Obviously, your therapist will tell you a lot during rehab - but not everything. In my case I had a lot of questions. How do I use the bathroom? How can I travel independently again? What will my love life be like? What awkward situations am I likely to encounter and how do I approach them? These were just some of the many. Playing wheelchair rugby for some time, I found out that I could ask any of my team members these questions without feeling weird. We had one thing in common, we all were quadriplegics, this was our brotherhood, the one place we all put aside our differences.
Lessons about Life
Of the many experiences I have had in my life, there is one that stands out, about how I first started traveling with Bella, my service dog. Given that the use of my hands was limited, I wasn’t sure how to fill a bowlful of water and place the same bowl on the ground without causing a mess. I approached one of my teammates who also had a dog and he offered me a really simple solution, one where you use a cup to fill a bowl that is on the ground. As simple as it sounds, I had never thought of that but nowadays that is the norm.
For a team sport like wheelchair rugby the first day on the court comes with a lot of mixed feelings: you doubt whether you are actually good at this sport, you second guess your capability and insecurity sets in. If you will your way through, you will get to see how strong you can become both on and off the court. Before long, you will be going out and hanging out with teammates outside the court. You get to see how they carry themselves and how they live their day to day lives. These are the life’s lessons that ought to be experienced and not be taught.
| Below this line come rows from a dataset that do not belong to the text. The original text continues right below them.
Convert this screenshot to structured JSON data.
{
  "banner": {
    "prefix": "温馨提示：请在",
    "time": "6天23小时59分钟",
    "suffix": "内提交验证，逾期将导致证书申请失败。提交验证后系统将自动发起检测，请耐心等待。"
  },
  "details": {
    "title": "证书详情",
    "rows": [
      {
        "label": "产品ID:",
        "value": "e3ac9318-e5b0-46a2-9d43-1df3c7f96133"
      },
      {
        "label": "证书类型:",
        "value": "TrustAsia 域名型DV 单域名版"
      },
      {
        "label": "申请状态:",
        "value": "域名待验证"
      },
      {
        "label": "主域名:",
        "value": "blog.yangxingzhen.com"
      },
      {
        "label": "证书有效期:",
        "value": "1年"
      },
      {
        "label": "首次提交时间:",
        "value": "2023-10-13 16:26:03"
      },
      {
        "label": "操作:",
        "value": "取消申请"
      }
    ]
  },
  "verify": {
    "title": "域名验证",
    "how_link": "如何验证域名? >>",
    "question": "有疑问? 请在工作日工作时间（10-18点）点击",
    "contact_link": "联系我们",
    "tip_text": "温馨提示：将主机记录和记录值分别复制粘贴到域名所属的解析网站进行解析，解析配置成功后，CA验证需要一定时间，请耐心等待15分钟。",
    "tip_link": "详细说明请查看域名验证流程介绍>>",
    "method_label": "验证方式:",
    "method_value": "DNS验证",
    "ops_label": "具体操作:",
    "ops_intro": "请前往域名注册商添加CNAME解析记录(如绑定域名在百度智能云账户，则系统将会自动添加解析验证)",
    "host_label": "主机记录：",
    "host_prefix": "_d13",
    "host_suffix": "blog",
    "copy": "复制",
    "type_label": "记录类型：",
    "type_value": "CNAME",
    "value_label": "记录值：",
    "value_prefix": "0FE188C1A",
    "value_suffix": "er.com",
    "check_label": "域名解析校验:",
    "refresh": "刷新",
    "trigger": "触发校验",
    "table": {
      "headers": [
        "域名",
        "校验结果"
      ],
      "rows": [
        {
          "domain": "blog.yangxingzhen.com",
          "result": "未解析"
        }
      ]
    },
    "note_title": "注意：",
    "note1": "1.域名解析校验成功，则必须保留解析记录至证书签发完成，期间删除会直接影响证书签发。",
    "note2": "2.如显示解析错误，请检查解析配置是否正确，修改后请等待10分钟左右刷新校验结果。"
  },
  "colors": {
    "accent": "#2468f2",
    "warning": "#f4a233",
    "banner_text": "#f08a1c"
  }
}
So now the advice I always give a newly injured patient is very simple, to spend time with people with similar disabilities. No matter what the type of sport, whether it’s played as a team sport or individually, being around those that have lived through what you are going through is always a really big win.
In my case, wheelchair rugby not only taught me a new sport but also rejuvenated my confidence enabling me to live life independently. Looking back I have made lifelong friends, traveled to many cities, learned from other people’s experience, and this has made me the strongest I have ever been, both psychologically and physically.
About the Author
Kirk Williams is an adventure photographer. Being a C6-7 quadriplegic, with paralysis from the chest down, he has refused to let his disability define him. He has created a drone photography business called Birds Eye Optics, which has given him the opportunity to travel, be outside and follow his passion. From his experiences, he has decided to let people in on how he lives an interesting successful life as a quadriplegic, through blogs on his website and vlogs. From scuba diving in Mexico to traveling in a homemade camper van, Kirk hopes his life experiences and storytelling inspires others to live right and live beautifully.
Here at Sunrise Medical, our range of Quickie wheelchairs allows you to live without limits. Check out our range of manual wheelchairs, powered wheelchairs and sports wheelchairs.
Wheelchair rugby not for you? Check out our other blog posts on wheelchair sport.